Start of Block
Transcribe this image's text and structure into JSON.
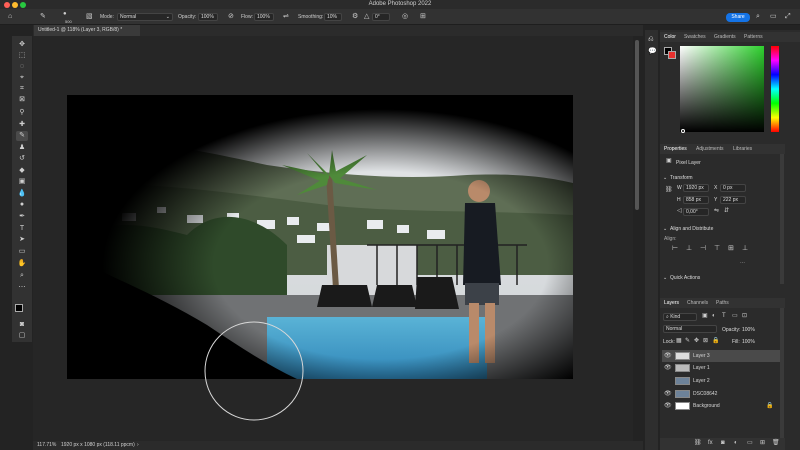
{
  "app": {
    "title": "Adobe Photoshop 2022"
  },
  "options": {
    "mode_label": "Mode:",
    "mode_value": "Normal",
    "opacity_label": "Opacity:",
    "opacity_value": "100%",
    "flow_label": "Flow:",
    "flow_value": "100%",
    "smoothing_label": "Smoothing:",
    "smoothing_value": "10%",
    "angle_value": "0°",
    "brush_size": "500",
    "share_label": "Share"
  },
  "document": {
    "tab_label": "Untitled-1 @ 118% (Layer 3, RGB/8) *"
  },
  "status": {
    "zoom": "117.71%",
    "doc_info": "1920 px x 1080 px (118.11 ppcm)"
  },
  "color_panel": {
    "tabs": [
      "Color",
      "Swatches",
      "Gradients",
      "Patterns"
    ]
  },
  "properties": {
    "tabs": [
      "Properties",
      "Adjustments",
      "Libraries"
    ],
    "pixel_layer": "Pixel Layer",
    "transform_title": "Transform",
    "w_label": "W",
    "w_value": "1920 px",
    "x_label": "X",
    "x_value": "0 px",
    "h_label": "H",
    "h_value": "858 px",
    "y_label": "Y",
    "y_value": "222 px",
    "angle_value": "0,00°",
    "align_title": "Align and Distribute",
    "align_label": "Align:",
    "quick_actions": "Quick Actions"
  },
  "layers_panel": {
    "tabs": [
      "Layers",
      "Channels",
      "Paths"
    ],
    "kind_label": "Kind",
    "blend_mode": "Normal",
    "opacity_label": "Opacity:",
    "opacity_value": "100%",
    "lock_label": "Lock:",
    "fill_label": "Fill:",
    "fill_value": "100%",
    "layers": [
      {
        "name": "Layer 3"
      },
      {
        "name": "Layer 1"
      },
      {
        "name": "Layer 2"
      },
      {
        "name": "DSC08642"
      },
      {
        "name": "Background"
      }
    ]
  },
  "colors": {
    "accent": "#1473e6",
    "foreground": "#000000",
    "background": "#e8312f"
  },
  "icons": [
    "move-icon",
    "marquee-icon",
    "lasso-icon",
    "quick-select-icon",
    "crop-icon",
    "frame-icon",
    "eyedropper-icon",
    "healing-icon",
    "brush-icon",
    "stamp-icon",
    "history-brush-icon",
    "eraser-icon",
    "gradient-icon",
    "blur-icon",
    "dodge-icon",
    "pen-icon",
    "type-icon",
    "path-select-icon",
    "shape-icon",
    "hand-icon",
    "zoom-icon",
    "more-tools-icon"
  ]
}
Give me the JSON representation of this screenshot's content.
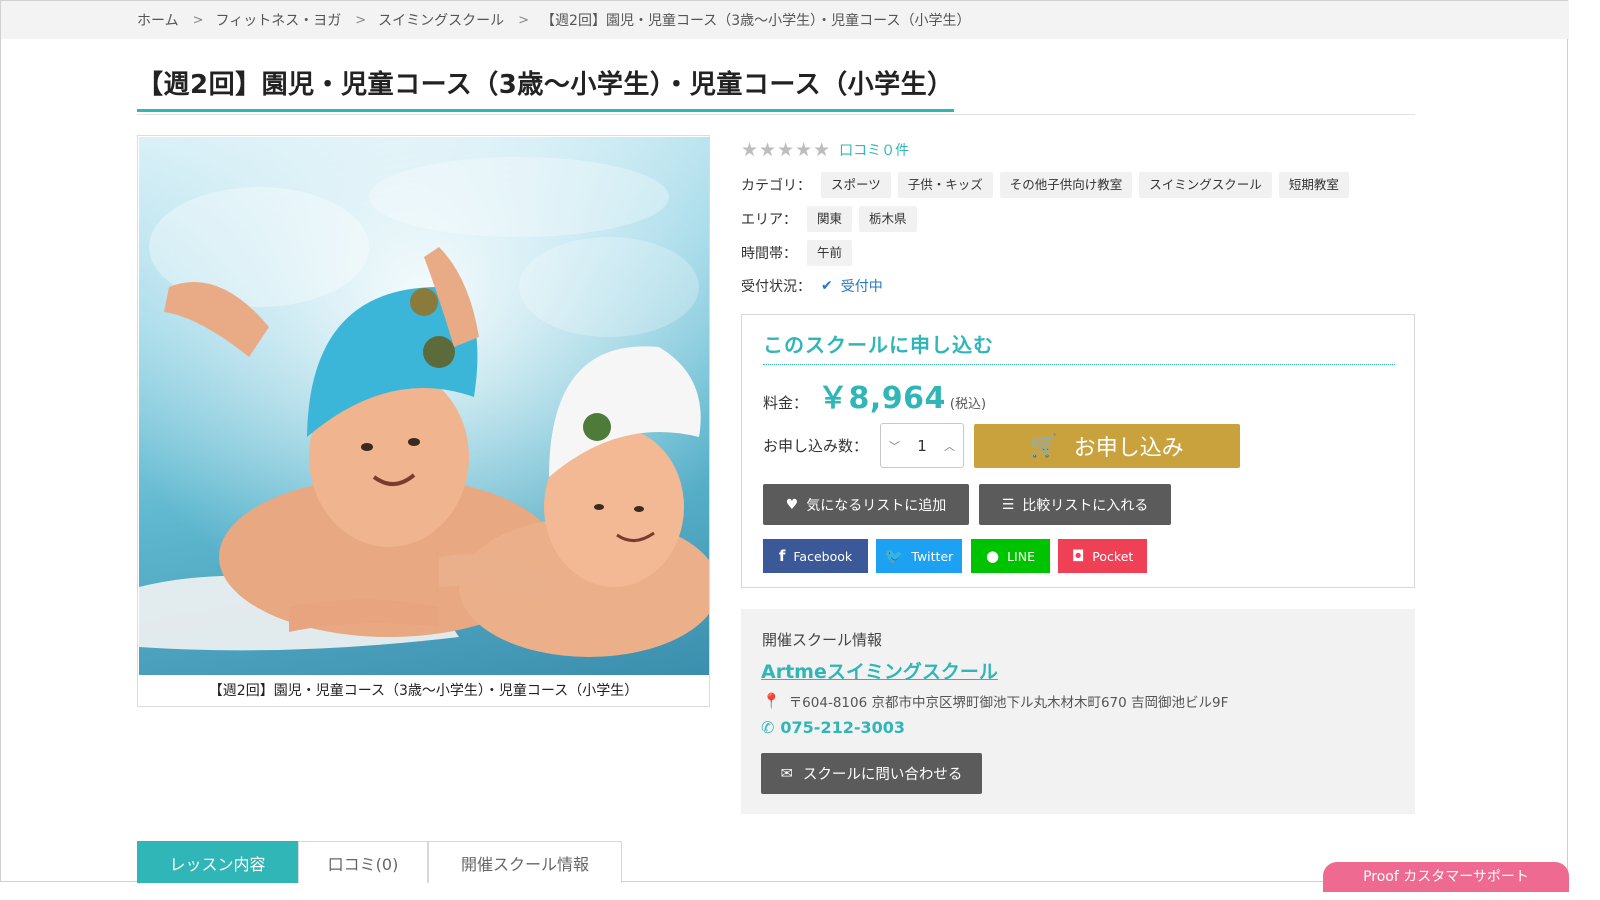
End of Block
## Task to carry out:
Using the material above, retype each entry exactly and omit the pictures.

## Task response:
Transcribe this image's text and structure into JSON.
{
  "app": {
    "title": "Adobe Photoshop 2022"
  },
  "options": {
    "mode_label": "Mode:",
    "mode_value": "Normal",
    "opacity_label": "Opacity:",
    "opacity_value": "100%",
    "flow_label": "Flow:",
    "flow_value": "100%",
    "smoothing_label": "Smoothing:",
    "smoothing_value": "10%",
    "angle_value": "0°",
    "brush_size": "500",
    "share_label": "Share"
  },
  "document": {
    "tab_label": "Untitled-1 @ 118% (Layer 3, RGB/8) *"
  },
  "status": {
    "zoom": "117.71%",
    "doc_info": "1920 px x 1080 px (118.11 ppcm)"
  },
  "color_panel": {
    "tabs": [
      "Color",
      "Swatches",
      "Gradients",
      "Patterns"
    ]
  },
  "properties": {
    "tabs": [
      "Properties",
      "Adjustments",
      "Libraries"
    ],
    "pixel_layer": "Pixel Layer",
    "transform_title": "Transform",
    "w_label": "W",
    "w_value": "1920 px",
    "x_label": "X",
    "x_value": "0 px",
    "h_label": "H",
    "h_value": "858 px",
    "y_label": "Y",
    "y_value": "222 px",
    "angle_value": "0,00°",
    "align_title": "Align and Distribute",
    "align_label": "Align:",
    "quick_actions": "Quick Actions"
  },
  "layers_panel": {
    "tabs": [
      "Layers",
      "Channels",
      "Paths"
    ],
    "kind_label": "Kind",
    "blend_mode": "Normal",
    "opacity_label": "Opacity:",
    "opacity_value": "100%",
    "lock_label": "Lock:",
    "fill_label": "Fill:",
    "fill_value": "100%",
    "layers": [
      {
        "name": "Layer 3"
      },
      {
        "name": "Layer 1"
      },
      {
        "name": "Layer 2"
      },
      {
        "name": "DSC08642"
      },
      {
        "name": "Background"
      }
    ]
  },
  "colors": {
    "accent": "#1473e6",
    "foreground": "#000000",
    "background": "#e8312f"
  },
  "icons": [
    "move-icon",
    "marquee-icon",
    "lasso-icon",
    "quick-select-icon",
    "crop-icon",
    "frame-icon",
    "eyedropper-icon",
    "healing-icon",
    "brush-icon",
    "stamp-icon",
    "history-brush-icon",
    "eraser-icon",
    "gradient-icon",
    "blur-icon",
    "dodge-icon",
    "pen-icon",
    "type-icon",
    "path-select-icon",
    "shape-icon",
    "hand-icon",
    "zoom-icon",
    "more-tools-icon"
  ]
}
Give me the JSON representation of this screenshot's content.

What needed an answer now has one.